According to Navy lore, sponsors are said to imbue a ship with their personalities. Secretary of the Navy Ray Mabus chose Sandberg to sponsor the newest Virginia-class attack submarine, the USS Massachusetts. His spokesman, Capt. Patrick McNally, said Mabus looks for opportunities to connect the American public with their Navy. "Expanding the variety of people who serve as sponsors is another avenue to strengthen that connection," McNally said in an email.
The first time Sandberg used the phrase "lean in," her shorthand for urging women to push for leadership roles in the workplace, was during a lecture at the U.S. Naval Academy in 2011. Sandberg has publicly praised Mabus for changing personnel policies to empower women who serve, such as tripling paid maternity leave to 18 weeks. They have met several times and he visited her at Facebook headquarters in California, McNally said.
U.S. Sen. Richard Blumenthal of Connecticut says Sandberg's selection is an exciting statement about the Navy's future. "She really has come to epitomize a successful empowered woman," he said Wednesday. "Her selection is merited in her own right. She's there because of what she has accomplished. She's not there as a partner or spouse."
Sandberg founded a nonprofit group to foster small support groups — "lean in circles" — to help women achieve their goals.
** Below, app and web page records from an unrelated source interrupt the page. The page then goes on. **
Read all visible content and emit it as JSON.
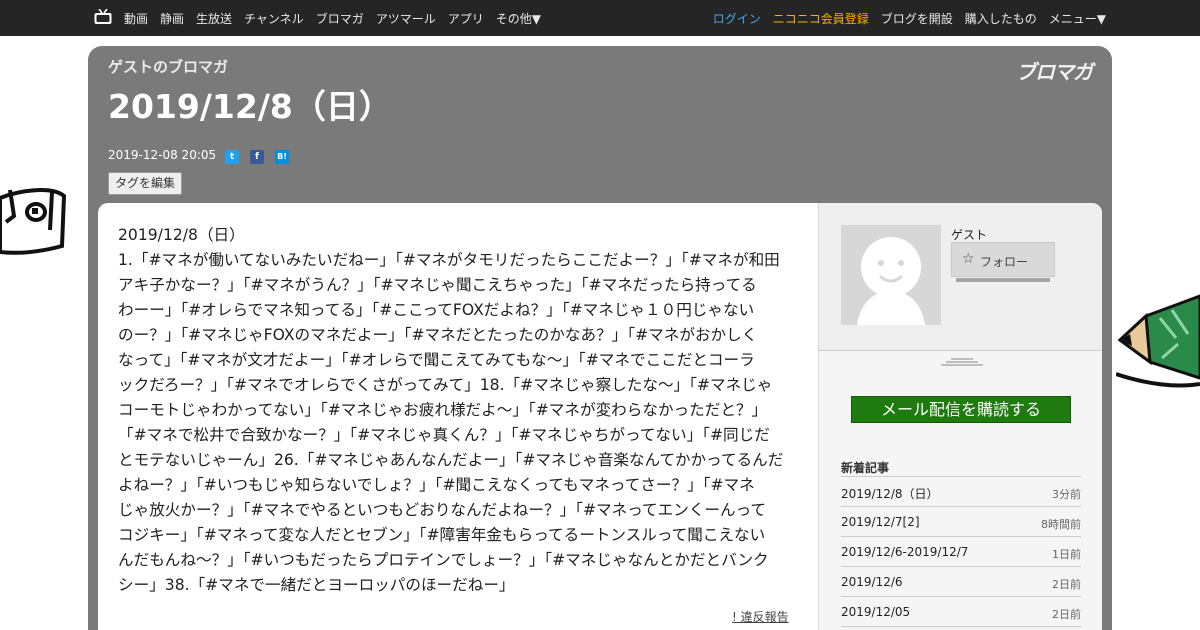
{
  "nav": {
    "items": [
      "動画",
      "静画",
      "生放送",
      "チャンネル",
      "ブロマガ",
      "アツマール",
      "アプリ",
      "その他▼"
    ],
    "login": "ログイン",
    "register": "ニコニコ会員登録",
    "open_blog": "ブログを開設",
    "purchased": "購入したもの",
    "menu": "メニュー▼"
  },
  "header": {
    "blog_name": "ゲストのブロマガ",
    "logo_text": "ブロマガ",
    "title": "2019/12/8（日）",
    "date": "2019-12-08 20:05",
    "share": {
      "twitter": "t",
      "facebook": "f",
      "hatena": "B!"
    },
    "tag_edit": "タグを編集"
  },
  "article": {
    "lines": [
      "2019/12/8（日）",
      "1.「#マネが働いてないみたいだねー」「#マネがタモリだったらここだよー？」「#マネが和田",
      "アキ子かなー？」「#マネがうん？」「#マネじゃ聞こえちゃった」「#マネだったら持ってる",
      "わーー」「#オレらでマネ知ってる」「#ここってFOXだよね？」「#マネじゃ１０円じゃない",
      "のー？」「#マネじゃFOXのマネだよー」「#マネだとたったのかなあ？」「#マネがおかしく",
      "なって」「#マネが文才だよー」「#オレらで聞こえてみてもな〜」「#マネでここだとコーラ",
      "ックだろー？」「#マネでオレらでくさがってみて」18.「#マネじゃ察したな〜」「#マネじゃ",
      "コーモトじゃわかってない」「#マネじゃお疲れ様だよ〜」「#マネが変わらなかっただと？」",
      "「#マネで松井で合致かなー？」「#マネじゃ真くん？」「#マネじゃちがってない」「#同じだ",
      "とモテないじゃーん」26.「#マネじゃあんなんだよー」「#マネじゃ音楽なんてかかってるんだ",
      "よねー？」「#いつもじゃ知らないでしょ？」「#聞こえなくってもマネってさー？」「#マネ",
      "じゃ放火かー？」「#マネでやるといつもどおりなんだよねー？」「#マネってエンくーんって",
      "コジキー」「#マネって変な人だとセブン」「#障害年金もらってるートンスルって聞こえない",
      "んだもんね〜？」「#いつもだったらプロテインでしょー？」「#マネじゃなんとかだとバンク",
      "シー」38.「#マネで一緒だとヨーロッパのほーだねー」"
    ],
    "report": "! 違反報告"
  },
  "sidebar": {
    "guest_name": "ゲスト",
    "follow": "フォロー",
    "subscribe": "メール配信を購読する",
    "recent_title": "新着記事",
    "recent": [
      {
        "title": "2019/12/8（日）",
        "ago": "3分前"
      },
      {
        "title": "2019/12/7[2]",
        "ago": "8時間前"
      },
      {
        "title": "2019/12/6-2019/12/7",
        "ago": "1日前"
      },
      {
        "title": "2019/12/6",
        "ago": "2日前"
      },
      {
        "title": "2019/12/05",
        "ago": "2日前"
      }
    ]
  },
  "colors": {
    "topbar": "#252525",
    "frame": "#7a7a7a",
    "login": "#46a6e8",
    "register": "#f5b300",
    "subscribe": "#1f7a0f"
  }
}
The Department of Defense has partnered with the group to launch these circles throughout the military. Sandberg has been critical of gender and racial biases within the military. She called on military leaders in September to "champion that equality makes us stronger."
U.S. Rep. Joe Courtney of Connecticut said Sandberg will be the "public face" of the new submarine throughout its life. Courtney hopes she will inspire young girls to pursue careers in science and technology. The Navy lifted its ban on women serving on submarines in 2010.
"We've got a lot of work to do as a country in terms of sparking that interest," Courtney said. "Having a high-profile person like her, I think, really sends a very powerful message."
Construction on the USS Massachusetts is scheduled to start in 2017 at General Dynamics Electric Boat's facility in Quonset Point, Rhode Island. Newport News Shipbuilding will do the final assembly work in Virginia. The submarine is expected to join the fleet in 2022.
Sandberg could not immediately be reached for comment.